Work task ▸
Pictures must not appear in your answer. Write out exactly the lines from the one with "What's the underlying" through the last line of the entries below.

Given entries ▸
****************************************

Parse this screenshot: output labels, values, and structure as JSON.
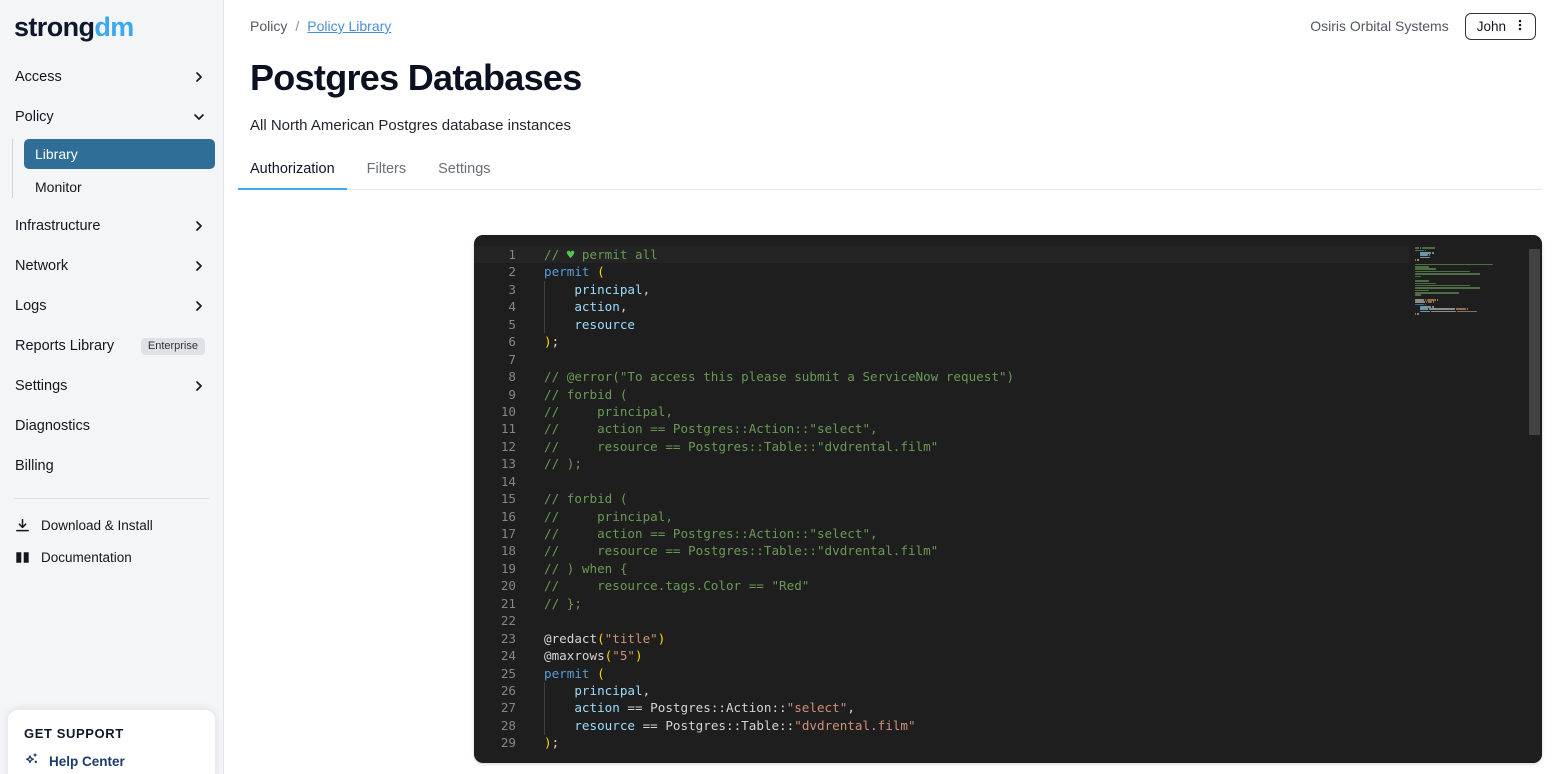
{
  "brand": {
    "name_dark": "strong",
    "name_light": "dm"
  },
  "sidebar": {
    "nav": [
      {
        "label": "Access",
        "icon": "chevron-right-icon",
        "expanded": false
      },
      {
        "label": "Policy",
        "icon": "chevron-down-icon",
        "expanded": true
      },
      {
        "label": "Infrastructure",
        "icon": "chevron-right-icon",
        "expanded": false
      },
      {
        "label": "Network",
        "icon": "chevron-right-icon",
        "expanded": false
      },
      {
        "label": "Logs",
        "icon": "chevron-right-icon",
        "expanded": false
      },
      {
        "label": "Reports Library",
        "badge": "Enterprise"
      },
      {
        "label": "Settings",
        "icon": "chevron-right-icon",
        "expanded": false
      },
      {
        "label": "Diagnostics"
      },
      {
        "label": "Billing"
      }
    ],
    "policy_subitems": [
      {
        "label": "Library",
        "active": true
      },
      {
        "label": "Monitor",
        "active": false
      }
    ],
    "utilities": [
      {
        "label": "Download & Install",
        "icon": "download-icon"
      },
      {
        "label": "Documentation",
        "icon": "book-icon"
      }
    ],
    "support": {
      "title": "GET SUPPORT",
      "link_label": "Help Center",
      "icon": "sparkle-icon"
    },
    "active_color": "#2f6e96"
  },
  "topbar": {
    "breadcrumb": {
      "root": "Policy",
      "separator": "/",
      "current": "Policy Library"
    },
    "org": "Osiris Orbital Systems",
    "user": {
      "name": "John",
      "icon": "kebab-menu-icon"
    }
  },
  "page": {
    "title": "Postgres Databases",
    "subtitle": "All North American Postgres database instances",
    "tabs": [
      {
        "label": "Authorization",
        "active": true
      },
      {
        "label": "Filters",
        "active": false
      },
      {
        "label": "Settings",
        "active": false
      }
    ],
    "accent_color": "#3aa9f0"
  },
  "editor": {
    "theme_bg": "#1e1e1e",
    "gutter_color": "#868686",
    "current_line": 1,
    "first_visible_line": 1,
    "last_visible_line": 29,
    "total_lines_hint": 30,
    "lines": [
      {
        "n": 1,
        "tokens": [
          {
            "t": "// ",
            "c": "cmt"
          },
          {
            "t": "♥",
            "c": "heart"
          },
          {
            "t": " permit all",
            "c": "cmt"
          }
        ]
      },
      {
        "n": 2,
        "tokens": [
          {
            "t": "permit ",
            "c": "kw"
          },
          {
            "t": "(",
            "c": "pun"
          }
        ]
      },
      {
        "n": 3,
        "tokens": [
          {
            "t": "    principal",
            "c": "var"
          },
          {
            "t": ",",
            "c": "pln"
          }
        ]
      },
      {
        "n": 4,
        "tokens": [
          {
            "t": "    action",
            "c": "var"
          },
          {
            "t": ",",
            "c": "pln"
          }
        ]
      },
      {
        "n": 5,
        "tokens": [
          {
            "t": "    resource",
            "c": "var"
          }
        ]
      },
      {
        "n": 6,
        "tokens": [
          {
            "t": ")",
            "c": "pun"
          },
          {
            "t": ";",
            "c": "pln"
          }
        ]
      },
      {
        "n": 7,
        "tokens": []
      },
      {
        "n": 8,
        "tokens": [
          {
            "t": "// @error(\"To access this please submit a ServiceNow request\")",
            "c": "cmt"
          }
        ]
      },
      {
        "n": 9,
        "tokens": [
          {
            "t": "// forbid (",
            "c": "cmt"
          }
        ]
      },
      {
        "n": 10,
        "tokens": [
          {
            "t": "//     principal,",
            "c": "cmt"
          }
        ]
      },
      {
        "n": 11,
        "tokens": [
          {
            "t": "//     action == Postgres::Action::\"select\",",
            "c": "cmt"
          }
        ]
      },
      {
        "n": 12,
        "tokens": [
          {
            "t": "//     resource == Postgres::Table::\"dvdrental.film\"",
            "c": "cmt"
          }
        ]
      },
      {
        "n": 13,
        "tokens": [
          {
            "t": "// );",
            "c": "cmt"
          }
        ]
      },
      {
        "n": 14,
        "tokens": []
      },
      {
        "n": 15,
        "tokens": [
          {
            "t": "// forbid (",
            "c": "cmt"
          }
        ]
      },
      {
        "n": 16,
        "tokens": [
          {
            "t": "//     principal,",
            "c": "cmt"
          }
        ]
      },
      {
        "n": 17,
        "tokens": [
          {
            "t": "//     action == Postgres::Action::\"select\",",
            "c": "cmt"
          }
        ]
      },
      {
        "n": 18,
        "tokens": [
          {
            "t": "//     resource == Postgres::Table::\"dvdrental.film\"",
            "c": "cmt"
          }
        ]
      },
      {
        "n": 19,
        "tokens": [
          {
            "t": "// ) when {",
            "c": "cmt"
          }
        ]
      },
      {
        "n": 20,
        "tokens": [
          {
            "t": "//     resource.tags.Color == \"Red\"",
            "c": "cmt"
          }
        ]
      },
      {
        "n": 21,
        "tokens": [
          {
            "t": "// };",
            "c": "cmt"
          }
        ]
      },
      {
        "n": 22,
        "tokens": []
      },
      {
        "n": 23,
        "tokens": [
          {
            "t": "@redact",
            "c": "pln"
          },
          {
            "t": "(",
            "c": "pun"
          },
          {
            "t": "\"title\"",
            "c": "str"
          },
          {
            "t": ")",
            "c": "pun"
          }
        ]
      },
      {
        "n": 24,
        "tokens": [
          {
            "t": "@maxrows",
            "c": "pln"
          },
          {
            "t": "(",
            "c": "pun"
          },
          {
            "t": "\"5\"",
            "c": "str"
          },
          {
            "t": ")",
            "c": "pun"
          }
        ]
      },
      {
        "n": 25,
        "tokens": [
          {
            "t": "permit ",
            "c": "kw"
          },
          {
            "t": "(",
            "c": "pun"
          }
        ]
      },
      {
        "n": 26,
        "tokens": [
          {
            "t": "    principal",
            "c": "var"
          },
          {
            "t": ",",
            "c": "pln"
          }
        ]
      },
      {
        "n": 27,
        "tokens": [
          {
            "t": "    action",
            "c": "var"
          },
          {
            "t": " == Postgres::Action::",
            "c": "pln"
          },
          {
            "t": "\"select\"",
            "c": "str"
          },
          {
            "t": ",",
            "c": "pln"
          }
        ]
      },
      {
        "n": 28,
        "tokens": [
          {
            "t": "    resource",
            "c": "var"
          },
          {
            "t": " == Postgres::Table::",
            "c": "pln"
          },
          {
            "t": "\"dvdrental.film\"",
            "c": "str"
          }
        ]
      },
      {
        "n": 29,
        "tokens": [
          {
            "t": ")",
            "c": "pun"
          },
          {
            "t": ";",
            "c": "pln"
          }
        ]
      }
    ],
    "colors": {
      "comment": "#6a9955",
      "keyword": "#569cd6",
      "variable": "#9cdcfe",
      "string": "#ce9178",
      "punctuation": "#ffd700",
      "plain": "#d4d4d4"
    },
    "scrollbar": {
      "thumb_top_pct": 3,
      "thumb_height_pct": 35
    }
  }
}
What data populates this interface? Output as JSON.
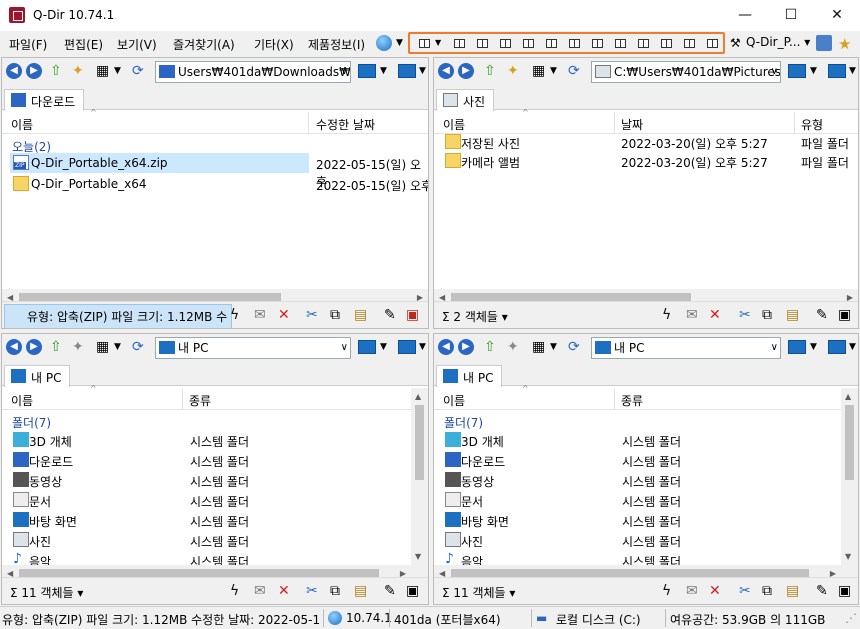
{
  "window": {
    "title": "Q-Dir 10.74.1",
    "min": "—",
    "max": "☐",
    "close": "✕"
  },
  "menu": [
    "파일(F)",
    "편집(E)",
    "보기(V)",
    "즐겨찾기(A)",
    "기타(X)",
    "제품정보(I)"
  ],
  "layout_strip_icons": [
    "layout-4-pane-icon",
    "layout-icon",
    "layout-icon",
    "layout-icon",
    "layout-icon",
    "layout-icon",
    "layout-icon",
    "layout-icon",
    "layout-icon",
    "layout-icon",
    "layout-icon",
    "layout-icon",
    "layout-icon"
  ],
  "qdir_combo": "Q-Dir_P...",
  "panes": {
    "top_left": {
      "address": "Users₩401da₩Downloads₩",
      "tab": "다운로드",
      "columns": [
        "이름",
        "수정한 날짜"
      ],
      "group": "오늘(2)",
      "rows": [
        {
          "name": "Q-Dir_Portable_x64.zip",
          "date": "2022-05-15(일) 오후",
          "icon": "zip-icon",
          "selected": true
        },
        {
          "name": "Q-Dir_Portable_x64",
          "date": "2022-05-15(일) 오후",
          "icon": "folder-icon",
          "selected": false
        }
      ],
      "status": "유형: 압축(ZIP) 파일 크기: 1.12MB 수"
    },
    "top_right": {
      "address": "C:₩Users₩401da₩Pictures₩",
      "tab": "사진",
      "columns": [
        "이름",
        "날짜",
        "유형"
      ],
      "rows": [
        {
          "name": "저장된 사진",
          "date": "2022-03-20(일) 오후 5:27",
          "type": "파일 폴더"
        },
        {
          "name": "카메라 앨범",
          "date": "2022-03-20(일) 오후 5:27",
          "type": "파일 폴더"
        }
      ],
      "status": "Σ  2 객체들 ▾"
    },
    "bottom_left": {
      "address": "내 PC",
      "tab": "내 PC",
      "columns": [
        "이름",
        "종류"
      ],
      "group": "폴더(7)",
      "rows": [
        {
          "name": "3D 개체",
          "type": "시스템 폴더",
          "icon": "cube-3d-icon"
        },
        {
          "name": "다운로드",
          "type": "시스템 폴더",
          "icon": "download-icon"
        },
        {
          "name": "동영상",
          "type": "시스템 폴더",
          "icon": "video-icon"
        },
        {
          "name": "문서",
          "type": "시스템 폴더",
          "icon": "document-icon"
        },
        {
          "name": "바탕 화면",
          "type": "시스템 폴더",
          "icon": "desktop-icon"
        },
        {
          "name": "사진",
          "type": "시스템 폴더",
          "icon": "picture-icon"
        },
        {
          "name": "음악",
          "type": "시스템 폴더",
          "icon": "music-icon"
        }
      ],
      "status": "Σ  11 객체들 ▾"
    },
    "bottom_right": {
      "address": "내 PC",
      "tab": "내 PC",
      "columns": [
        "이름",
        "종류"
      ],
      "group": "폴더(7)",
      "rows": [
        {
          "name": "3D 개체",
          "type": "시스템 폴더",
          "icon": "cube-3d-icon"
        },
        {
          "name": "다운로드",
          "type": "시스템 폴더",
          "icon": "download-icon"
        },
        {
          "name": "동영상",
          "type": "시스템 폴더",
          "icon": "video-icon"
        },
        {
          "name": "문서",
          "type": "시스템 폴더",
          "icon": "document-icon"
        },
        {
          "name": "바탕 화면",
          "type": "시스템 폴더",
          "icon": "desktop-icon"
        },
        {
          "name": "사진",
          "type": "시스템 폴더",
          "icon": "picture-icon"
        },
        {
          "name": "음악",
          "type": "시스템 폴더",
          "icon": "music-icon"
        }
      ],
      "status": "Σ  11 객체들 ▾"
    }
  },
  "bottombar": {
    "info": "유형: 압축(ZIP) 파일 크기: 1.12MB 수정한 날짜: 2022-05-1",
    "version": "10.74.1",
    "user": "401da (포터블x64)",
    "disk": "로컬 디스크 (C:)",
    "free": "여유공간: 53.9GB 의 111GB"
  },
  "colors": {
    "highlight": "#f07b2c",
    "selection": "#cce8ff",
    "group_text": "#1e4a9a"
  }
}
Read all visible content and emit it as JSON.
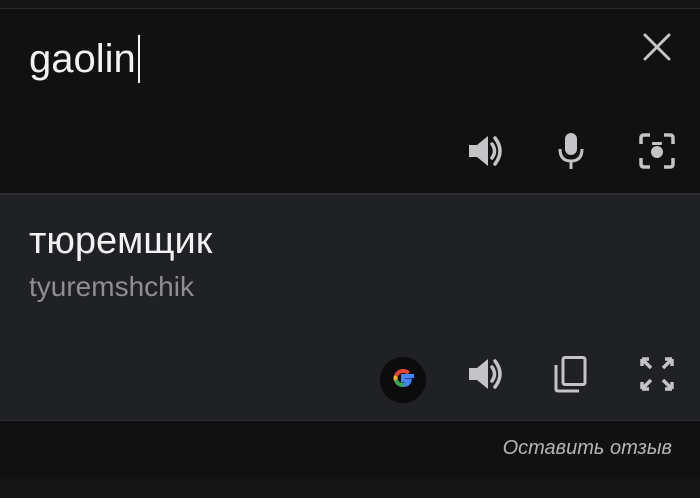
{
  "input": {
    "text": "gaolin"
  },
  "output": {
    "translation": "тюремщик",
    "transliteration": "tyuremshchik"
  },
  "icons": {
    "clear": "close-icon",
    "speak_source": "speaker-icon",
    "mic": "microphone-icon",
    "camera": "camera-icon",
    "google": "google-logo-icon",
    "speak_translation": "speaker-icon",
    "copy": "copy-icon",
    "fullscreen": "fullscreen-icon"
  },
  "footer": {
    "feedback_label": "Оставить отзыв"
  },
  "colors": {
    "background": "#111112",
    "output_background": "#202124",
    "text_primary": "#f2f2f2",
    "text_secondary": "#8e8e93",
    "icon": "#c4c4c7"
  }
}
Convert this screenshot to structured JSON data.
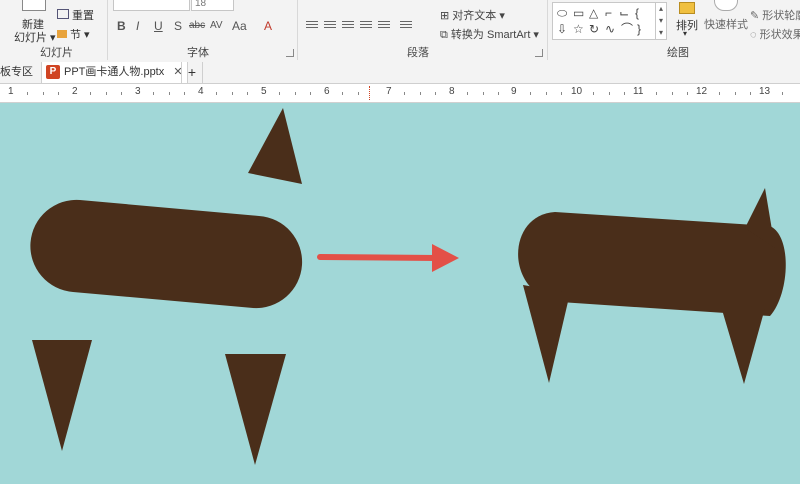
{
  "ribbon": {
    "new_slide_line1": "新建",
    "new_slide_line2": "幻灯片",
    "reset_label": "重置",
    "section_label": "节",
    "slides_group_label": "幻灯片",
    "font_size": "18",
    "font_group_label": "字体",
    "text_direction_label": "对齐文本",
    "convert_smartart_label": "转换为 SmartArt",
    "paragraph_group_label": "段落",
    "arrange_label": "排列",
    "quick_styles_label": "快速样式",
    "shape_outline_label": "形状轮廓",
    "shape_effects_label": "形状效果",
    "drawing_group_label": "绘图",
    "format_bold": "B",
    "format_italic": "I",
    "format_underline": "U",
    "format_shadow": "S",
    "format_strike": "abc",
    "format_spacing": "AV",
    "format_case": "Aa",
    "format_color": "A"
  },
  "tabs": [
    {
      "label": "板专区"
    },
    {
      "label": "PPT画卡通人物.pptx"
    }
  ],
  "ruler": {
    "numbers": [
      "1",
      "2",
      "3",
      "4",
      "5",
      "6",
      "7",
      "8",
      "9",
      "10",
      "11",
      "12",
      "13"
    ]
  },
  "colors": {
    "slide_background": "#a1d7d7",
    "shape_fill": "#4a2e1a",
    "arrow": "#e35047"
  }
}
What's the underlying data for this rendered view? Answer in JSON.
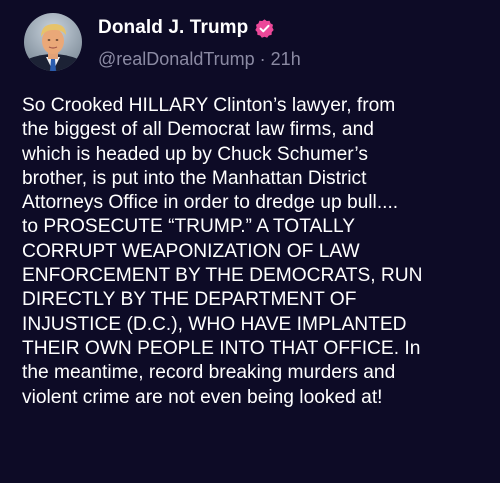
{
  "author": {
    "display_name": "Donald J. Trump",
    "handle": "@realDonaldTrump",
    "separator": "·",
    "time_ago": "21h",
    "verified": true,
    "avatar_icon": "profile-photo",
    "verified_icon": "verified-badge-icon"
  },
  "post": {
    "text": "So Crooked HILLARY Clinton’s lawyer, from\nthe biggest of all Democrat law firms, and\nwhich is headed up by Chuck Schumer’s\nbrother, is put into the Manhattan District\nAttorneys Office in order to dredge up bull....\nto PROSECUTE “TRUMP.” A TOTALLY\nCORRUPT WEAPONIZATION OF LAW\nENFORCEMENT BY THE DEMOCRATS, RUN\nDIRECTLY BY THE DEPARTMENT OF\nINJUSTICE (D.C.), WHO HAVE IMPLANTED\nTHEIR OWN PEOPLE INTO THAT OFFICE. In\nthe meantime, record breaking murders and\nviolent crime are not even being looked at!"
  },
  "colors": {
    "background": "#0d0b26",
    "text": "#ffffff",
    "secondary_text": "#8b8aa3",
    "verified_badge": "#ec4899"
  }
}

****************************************

Finished task ▸
What's the underlying data for this rendered view? Answer in JSON.
{
  "author": {
    "display_name": "Donald J. Trump",
    "handle": "@realDonaldTrump",
    "separator": "·",
    "time_ago": "21h",
    "verified": true,
    "avatar_icon": "profile-photo",
    "verified_icon": "verified-badge-icon"
  },
  "post": {
    "text": "So Crooked HILLARY Clinton’s lawyer, from\nthe biggest of all Democrat law firms, and\nwhich is headed up by Chuck Schumer’s\nbrother, is put into the Manhattan District\nAttorneys Office in order to dredge up bull....\nto PROSECUTE “TRUMP.” A TOTALLY\nCORRUPT WEAPONIZATION OF LAW\nENFORCEMENT BY THE DEMOCRATS, RUN\nDIRECTLY BY THE DEPARTMENT OF\nINJUSTICE (D.C.), WHO HAVE IMPLANTED\nTHEIR OWN PEOPLE INTO THAT OFFICE. In\nthe meantime, record breaking murders and\nviolent crime are not even being looked at!"
  },
  "colors": {
    "background": "#0d0b26",
    "text": "#ffffff",
    "secondary_text": "#8b8aa3",
    "verified_badge": "#ec4899"
  }
}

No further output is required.